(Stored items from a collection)
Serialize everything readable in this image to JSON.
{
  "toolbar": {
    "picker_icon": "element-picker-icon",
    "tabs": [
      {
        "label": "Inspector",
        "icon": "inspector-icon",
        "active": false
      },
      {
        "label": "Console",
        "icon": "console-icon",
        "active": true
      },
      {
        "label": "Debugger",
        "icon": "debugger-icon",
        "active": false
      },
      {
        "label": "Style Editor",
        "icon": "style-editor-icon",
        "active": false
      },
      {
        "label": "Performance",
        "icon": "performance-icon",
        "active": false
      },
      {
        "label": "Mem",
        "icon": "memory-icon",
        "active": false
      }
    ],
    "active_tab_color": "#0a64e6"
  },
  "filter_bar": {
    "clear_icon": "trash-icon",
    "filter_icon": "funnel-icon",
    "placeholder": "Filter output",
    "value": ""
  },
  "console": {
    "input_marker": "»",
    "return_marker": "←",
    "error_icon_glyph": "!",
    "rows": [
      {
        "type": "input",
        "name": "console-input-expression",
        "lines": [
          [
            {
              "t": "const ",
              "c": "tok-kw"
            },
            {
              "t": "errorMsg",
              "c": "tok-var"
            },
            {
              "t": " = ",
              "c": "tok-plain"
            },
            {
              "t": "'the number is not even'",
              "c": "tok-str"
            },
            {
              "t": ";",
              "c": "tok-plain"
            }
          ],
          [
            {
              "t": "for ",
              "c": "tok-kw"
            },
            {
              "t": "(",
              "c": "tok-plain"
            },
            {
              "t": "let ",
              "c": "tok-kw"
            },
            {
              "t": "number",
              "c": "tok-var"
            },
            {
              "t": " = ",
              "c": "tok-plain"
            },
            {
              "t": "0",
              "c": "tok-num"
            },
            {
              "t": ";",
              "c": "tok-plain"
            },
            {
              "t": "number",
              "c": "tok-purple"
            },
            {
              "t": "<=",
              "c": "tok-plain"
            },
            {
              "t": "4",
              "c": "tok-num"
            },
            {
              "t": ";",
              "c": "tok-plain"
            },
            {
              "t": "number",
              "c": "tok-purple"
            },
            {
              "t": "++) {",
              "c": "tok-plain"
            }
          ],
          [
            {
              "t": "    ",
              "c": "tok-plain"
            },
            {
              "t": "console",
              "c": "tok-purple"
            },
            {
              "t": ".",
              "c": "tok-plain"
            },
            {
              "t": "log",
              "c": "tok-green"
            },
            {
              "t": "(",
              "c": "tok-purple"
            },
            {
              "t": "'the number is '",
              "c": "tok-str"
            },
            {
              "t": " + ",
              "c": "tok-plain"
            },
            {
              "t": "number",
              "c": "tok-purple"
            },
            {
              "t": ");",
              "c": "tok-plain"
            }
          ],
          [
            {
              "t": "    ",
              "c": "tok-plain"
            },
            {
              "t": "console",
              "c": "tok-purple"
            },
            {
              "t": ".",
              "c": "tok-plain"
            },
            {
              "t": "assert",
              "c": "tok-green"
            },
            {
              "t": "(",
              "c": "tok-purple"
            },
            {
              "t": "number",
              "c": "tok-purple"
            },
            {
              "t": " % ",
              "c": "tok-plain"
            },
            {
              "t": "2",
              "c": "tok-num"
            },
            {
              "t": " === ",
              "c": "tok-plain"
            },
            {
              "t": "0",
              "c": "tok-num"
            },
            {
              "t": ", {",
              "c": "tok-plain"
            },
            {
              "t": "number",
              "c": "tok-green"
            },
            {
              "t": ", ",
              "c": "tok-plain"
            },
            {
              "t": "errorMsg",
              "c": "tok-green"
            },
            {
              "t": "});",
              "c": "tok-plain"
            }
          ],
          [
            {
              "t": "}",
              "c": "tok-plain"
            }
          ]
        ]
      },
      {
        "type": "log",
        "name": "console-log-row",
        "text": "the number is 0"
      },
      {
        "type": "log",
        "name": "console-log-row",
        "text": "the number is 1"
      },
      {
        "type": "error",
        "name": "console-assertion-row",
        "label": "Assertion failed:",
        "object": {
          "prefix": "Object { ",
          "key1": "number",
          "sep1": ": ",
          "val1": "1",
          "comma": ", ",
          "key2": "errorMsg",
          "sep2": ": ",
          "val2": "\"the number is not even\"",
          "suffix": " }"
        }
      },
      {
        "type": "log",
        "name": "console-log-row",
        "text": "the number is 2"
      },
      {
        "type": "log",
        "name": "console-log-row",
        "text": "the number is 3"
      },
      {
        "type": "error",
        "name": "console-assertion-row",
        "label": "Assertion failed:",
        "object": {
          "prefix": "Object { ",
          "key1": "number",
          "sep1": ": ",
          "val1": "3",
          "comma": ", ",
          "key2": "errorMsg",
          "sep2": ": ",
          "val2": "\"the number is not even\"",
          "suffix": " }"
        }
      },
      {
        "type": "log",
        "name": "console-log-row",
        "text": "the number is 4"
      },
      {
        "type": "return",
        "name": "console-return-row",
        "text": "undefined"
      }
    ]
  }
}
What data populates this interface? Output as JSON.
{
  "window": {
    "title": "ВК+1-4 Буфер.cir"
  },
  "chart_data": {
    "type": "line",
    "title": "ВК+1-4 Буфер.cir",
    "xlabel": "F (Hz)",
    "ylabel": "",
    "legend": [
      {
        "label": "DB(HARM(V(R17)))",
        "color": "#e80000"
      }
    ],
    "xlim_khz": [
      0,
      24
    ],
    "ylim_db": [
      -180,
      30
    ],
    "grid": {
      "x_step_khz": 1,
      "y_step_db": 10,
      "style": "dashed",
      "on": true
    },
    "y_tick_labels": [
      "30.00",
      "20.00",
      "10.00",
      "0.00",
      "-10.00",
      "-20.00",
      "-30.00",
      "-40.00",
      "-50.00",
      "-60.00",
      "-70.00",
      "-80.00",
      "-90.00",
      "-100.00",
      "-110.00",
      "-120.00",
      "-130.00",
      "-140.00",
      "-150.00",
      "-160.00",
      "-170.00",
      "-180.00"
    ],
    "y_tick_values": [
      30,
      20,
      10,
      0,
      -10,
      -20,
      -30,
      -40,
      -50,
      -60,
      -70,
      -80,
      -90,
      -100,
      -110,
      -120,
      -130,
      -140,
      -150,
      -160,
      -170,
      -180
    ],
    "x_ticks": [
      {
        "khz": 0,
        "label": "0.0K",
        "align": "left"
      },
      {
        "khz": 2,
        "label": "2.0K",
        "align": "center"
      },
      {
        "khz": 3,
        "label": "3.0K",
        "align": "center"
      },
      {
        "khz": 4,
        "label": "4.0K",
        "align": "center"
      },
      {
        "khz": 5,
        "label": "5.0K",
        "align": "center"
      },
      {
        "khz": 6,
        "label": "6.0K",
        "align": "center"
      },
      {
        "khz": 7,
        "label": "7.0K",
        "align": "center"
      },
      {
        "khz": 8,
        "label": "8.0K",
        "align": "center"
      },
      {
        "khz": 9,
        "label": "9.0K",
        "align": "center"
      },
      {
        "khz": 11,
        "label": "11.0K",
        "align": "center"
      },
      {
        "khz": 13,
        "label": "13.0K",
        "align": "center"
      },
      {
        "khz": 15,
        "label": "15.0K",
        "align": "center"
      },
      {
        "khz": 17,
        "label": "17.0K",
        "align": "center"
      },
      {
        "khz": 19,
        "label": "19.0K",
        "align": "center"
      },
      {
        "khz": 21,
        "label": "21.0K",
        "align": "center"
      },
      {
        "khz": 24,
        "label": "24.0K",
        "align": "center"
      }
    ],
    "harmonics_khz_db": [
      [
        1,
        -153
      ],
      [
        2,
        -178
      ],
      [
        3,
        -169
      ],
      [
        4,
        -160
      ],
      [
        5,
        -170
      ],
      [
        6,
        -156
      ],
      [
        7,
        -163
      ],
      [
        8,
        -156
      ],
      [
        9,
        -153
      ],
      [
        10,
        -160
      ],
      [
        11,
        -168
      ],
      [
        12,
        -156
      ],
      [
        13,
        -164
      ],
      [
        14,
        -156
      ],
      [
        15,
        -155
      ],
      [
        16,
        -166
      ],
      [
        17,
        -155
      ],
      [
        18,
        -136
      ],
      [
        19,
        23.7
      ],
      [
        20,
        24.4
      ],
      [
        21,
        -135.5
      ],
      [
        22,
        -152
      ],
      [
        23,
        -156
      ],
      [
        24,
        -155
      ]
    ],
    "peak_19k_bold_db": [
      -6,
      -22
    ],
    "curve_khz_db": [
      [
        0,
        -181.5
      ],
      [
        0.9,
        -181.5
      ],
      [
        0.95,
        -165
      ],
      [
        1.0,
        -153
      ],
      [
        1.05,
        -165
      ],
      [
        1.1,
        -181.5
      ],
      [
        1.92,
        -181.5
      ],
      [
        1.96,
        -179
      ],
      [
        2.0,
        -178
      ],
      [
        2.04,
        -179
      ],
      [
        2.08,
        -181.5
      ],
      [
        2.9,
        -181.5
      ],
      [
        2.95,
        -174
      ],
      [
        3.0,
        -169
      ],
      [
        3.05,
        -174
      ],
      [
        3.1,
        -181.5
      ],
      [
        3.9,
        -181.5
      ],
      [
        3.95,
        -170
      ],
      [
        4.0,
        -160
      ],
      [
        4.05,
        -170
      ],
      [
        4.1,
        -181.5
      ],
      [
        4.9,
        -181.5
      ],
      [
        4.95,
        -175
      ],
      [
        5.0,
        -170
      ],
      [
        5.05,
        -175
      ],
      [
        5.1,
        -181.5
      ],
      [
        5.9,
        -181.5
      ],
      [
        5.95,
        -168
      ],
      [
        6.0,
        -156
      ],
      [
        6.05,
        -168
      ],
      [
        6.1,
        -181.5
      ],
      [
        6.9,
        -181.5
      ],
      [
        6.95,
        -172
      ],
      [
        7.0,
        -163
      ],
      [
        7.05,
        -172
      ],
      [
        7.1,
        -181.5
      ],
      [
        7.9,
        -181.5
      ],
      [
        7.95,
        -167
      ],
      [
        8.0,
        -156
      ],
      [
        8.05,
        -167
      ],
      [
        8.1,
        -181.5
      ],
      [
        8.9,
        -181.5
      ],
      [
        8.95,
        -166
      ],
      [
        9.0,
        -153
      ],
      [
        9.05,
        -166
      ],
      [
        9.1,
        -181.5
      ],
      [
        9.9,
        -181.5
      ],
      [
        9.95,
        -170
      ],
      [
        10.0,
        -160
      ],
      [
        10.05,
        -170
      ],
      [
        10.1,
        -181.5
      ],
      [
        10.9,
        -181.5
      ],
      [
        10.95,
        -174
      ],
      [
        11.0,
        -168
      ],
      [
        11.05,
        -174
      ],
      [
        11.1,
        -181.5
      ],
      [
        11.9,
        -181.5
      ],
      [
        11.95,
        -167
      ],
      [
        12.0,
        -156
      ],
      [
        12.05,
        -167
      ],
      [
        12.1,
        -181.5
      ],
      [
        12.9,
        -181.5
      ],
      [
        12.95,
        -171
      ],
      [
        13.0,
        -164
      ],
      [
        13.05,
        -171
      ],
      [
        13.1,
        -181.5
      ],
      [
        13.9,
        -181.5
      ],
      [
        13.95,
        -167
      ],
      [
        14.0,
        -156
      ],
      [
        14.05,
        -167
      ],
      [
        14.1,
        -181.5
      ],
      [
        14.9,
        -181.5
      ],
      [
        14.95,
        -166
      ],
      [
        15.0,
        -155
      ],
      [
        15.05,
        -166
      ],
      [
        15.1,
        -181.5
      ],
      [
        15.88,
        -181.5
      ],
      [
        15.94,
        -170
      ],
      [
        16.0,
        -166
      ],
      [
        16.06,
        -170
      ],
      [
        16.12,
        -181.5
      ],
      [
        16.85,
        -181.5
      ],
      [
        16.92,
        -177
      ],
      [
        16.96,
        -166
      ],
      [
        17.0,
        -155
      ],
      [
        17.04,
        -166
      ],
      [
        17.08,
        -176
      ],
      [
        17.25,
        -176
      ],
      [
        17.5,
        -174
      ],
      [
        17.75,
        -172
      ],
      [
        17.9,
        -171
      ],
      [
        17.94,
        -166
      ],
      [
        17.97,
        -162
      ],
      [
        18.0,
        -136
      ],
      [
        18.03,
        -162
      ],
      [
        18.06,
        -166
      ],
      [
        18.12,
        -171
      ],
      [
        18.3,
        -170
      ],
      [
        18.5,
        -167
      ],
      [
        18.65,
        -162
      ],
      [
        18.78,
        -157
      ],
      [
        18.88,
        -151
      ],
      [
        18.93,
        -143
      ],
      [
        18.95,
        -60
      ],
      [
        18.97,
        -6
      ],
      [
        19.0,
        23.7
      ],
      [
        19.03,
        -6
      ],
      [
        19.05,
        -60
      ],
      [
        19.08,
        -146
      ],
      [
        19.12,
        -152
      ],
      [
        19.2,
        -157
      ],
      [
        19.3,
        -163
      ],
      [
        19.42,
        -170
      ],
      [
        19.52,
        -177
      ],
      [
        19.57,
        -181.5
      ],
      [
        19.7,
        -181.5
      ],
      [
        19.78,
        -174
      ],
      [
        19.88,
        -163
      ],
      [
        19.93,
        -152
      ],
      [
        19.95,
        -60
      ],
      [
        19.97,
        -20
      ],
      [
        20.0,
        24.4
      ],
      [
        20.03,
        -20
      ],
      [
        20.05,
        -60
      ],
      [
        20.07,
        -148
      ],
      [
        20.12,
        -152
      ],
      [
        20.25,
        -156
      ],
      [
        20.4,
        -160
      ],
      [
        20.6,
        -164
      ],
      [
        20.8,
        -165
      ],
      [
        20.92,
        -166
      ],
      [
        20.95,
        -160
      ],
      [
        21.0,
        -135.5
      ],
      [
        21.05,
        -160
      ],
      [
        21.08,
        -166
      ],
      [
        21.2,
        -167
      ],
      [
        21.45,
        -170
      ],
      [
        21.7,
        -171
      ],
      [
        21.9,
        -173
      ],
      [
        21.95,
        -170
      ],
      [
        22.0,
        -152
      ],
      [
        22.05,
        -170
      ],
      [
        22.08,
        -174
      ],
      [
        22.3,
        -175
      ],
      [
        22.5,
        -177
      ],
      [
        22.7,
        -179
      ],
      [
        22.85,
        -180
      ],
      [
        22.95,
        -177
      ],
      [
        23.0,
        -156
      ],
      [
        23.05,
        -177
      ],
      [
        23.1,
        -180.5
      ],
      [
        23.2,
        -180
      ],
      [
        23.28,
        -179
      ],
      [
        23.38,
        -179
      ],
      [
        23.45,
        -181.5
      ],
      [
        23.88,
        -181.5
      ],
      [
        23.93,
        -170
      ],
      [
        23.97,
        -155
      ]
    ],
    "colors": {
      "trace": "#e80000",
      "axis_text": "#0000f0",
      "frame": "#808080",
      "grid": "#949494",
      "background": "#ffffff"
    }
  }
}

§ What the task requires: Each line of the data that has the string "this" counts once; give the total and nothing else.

§ Written answer: 2